          Gthirtyfive Forsale
        • there are other benefits

          Does anyone around here play games? SSD provide great proformance boosts in alot of video games (depends sure on HDD access and stuff) but ive noticed it makes loading much faster games like minecraft youll get a huge fps boost espicaly durning times of land generation i noticed in a macbook air i had playing arma 2 with a normal HDD the game was completely unplayable but with an SSD it infact helped and made the game playable since the computer was barely wasteing time loading textures and resources
          Akabara Strauss
    • Standby to login/desktop

      This should be the test now. 99% of the time I just put my computers in standby when I'm away both laptops and desktops, not even bothering for shutdown unless Windows Update requires a reboot.

      Standby --> Login
      Standby --> Desktop

      These are better tests now and from what I saw Windows 8 seems to have that improved. It sure improved the wireless connection speed on boot/wakeup compared to Windows 7, now you're almost always connected before login.
      • Agreed

        The emphasis on boot speed is an almost useless metric. Yesterday I rebooted my PC for the first time in a month because of Patch Tuesday. Every other time it just goes to sleep and takes seconds to awake and become usable.
      • boot time

        keep in mind that boot time is still going to vary wildly form machine to machine, depending on the hardware installed and the hardware connected. My boot time is in minuets not seconds, but i can save a lot of time by disconnecting all the USB devices, currently about 8 hard drives, couple printer/scanners, and a video encoder. Built the computer just before windows 7 was released, so was first loaded with vista, when i upgraded to win 7 there was no noticeable improvement, maybe i could have measured it with a stop watch. The idea the win 8 might save me a few seconds just doesn't appeal to me enough to spend the money.
  • Application loading?

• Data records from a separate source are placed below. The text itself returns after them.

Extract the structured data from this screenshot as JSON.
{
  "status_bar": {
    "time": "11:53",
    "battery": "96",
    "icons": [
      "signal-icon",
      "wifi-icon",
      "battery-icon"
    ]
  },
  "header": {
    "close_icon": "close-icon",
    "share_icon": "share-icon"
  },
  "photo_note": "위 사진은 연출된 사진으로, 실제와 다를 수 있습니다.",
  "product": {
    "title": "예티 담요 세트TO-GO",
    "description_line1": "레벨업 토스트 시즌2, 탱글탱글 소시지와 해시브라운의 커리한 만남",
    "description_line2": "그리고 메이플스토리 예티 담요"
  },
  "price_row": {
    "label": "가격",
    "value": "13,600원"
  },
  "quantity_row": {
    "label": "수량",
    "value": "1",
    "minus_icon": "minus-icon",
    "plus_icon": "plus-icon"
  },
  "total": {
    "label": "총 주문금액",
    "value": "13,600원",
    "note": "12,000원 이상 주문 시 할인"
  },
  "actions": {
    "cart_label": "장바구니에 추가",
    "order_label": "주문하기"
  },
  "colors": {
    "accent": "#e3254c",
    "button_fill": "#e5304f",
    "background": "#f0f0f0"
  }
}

    That was Windows 7 main performance issue compared to XP. Although with falling SSD prices and overall hardware advancements, one would hope that any new midrange PC can just power through any application or OS sluggishness.